This pistol with a brass barrel, iron lockplate, and wooden fishtail stock was still loaded with two lead pistol shot when it was found by archaeologists in 2006 in James Fort’s second well. The flint-using gunlock with external mainspring is a rare and early variant of what is known as the Roman lock. Research prior to the recovery of this artifact indicated that the earliest date of production of the Roman lock variant was 1640. However, this artifact was found in a context which dates ca. 1610-1617, indicating that the Roman lock variant was being produced much earlier than was previously known. Elements of at least seven other pistols have been found at James Fort but this artifact is the most intact pistol recovered from the site. Well-preserved because of the anaerobic environment of the waterlogged well, the pistol has inspired many theories and questions about the circumstances surrounding its eventual deposition.

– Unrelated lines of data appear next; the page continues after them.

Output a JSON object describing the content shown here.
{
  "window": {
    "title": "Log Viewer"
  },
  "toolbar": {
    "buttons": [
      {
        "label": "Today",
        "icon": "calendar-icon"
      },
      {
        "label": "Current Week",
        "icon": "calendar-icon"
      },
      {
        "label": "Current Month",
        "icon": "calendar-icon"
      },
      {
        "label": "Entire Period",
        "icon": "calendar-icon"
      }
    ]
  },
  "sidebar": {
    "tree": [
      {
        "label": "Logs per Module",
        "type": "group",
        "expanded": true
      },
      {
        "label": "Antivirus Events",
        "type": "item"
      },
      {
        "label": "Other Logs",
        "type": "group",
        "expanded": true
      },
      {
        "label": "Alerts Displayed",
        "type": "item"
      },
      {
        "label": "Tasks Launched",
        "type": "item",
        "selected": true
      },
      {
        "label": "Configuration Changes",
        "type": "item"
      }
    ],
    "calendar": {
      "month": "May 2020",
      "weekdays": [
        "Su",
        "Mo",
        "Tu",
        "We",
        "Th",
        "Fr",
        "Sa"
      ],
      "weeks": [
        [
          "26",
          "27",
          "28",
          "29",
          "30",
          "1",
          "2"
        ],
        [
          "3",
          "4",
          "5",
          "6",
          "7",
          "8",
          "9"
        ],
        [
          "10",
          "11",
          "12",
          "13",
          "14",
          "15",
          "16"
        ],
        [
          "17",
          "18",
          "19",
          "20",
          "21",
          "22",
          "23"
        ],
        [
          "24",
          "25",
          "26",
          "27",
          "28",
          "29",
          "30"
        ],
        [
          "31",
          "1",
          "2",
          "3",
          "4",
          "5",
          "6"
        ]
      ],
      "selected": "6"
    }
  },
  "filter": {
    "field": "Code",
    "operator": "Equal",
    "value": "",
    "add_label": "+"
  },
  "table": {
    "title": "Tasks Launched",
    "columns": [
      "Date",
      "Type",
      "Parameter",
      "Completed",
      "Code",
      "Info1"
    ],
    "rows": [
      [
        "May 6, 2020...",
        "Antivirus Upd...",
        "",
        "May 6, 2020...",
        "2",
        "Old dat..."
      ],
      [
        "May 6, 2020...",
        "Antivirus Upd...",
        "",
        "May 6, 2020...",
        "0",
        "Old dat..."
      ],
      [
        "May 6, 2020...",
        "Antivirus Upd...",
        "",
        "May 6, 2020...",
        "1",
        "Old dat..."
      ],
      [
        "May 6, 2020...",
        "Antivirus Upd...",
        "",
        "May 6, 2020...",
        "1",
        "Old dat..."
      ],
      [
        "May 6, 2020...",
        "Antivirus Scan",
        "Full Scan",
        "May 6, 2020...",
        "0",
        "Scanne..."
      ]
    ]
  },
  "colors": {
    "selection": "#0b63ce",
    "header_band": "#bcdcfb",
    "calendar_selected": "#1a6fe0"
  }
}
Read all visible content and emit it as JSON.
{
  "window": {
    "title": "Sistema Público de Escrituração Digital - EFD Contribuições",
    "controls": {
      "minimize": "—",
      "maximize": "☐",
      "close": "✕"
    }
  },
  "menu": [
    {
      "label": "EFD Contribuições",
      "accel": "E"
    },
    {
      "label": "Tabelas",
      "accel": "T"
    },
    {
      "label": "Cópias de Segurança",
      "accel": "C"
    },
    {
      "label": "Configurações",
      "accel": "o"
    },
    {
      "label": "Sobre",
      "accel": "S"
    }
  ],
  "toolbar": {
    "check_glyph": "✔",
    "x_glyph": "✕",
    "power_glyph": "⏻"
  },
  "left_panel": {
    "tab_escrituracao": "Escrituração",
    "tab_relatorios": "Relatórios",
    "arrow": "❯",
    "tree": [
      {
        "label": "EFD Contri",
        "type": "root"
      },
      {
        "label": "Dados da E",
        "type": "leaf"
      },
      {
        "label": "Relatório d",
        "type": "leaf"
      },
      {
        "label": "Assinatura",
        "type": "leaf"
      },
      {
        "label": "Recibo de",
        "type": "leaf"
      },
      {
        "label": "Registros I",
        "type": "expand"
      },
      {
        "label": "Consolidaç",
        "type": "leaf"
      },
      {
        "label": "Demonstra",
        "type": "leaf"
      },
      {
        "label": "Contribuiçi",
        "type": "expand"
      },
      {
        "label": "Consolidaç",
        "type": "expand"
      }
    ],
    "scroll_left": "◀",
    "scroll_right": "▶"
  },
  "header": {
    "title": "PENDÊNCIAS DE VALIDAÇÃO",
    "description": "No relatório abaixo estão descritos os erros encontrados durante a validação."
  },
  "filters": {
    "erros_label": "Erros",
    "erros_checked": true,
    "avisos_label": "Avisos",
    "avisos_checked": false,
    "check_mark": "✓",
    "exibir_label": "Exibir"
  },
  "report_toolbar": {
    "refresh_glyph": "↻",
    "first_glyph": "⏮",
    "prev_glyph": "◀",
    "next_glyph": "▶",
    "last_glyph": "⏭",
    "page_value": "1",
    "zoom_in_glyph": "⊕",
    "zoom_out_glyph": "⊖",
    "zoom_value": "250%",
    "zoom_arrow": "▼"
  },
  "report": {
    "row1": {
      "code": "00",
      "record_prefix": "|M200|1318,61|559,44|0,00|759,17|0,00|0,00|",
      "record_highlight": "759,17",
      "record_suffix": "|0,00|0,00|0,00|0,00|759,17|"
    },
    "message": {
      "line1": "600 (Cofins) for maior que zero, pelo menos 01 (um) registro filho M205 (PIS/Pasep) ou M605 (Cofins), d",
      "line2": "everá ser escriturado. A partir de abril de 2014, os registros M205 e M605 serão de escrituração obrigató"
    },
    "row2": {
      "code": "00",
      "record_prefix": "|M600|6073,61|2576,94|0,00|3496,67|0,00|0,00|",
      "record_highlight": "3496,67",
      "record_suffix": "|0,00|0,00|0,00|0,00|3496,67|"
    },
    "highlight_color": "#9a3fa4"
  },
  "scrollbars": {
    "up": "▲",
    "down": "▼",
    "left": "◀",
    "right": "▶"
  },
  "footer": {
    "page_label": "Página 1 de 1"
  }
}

Firstly, this pistol was an expensive firearm and must have belonged to one of the fort’s gentlemen. It would have been a prized possession, and even if its original owner had died it probably would have passed into the hands of another owner. It is unlikely that the pistol would have been thrown away while still in working condition. Where it was found in the well supports this theory: it was at the very bottom of the well shaft, indicating that unlike other trash that later filled the well the pistol was lost when the well was still in use.
So how did the pistol end up in the well? Possibly by accident. Maybe the owner set the pistol on the side of the well while drawing up the well bucket for a drink and the pistol was accidentally knocked in. Or was foul play at hand?
The pistol was loaded and ready to fire. Was it intended to be used or was the owner simply prepared for unexpected circumstances? If the owner was involved in a dispute, the pistol could have fallen in as the result of a physical altercation that took place near the well. Or perhaps the pistol was stolen and intentionally dropped down the well shaft for revenge for an earlier quarrel or to reduce the likelihood of one party getting shot.
Whatever the reason for the pistol falling into the well, it seems that someone knew it had fallen in and perhaps was attempting to retrieve it. A halberd which had been modified into a hook was found just above the pistol. Maybe the halberd, with its 4-foot-long reach, was used in an attempt to retrieve the pistol when it too fell into the well.
The pistol was later conserved in 2010. In 2011, Jamestown Rediscovery partnered with the Colonial Williamsburg Foundation (CWF) to conduct further analysis and conservation. Additional analysis and conservation was performed in 2021.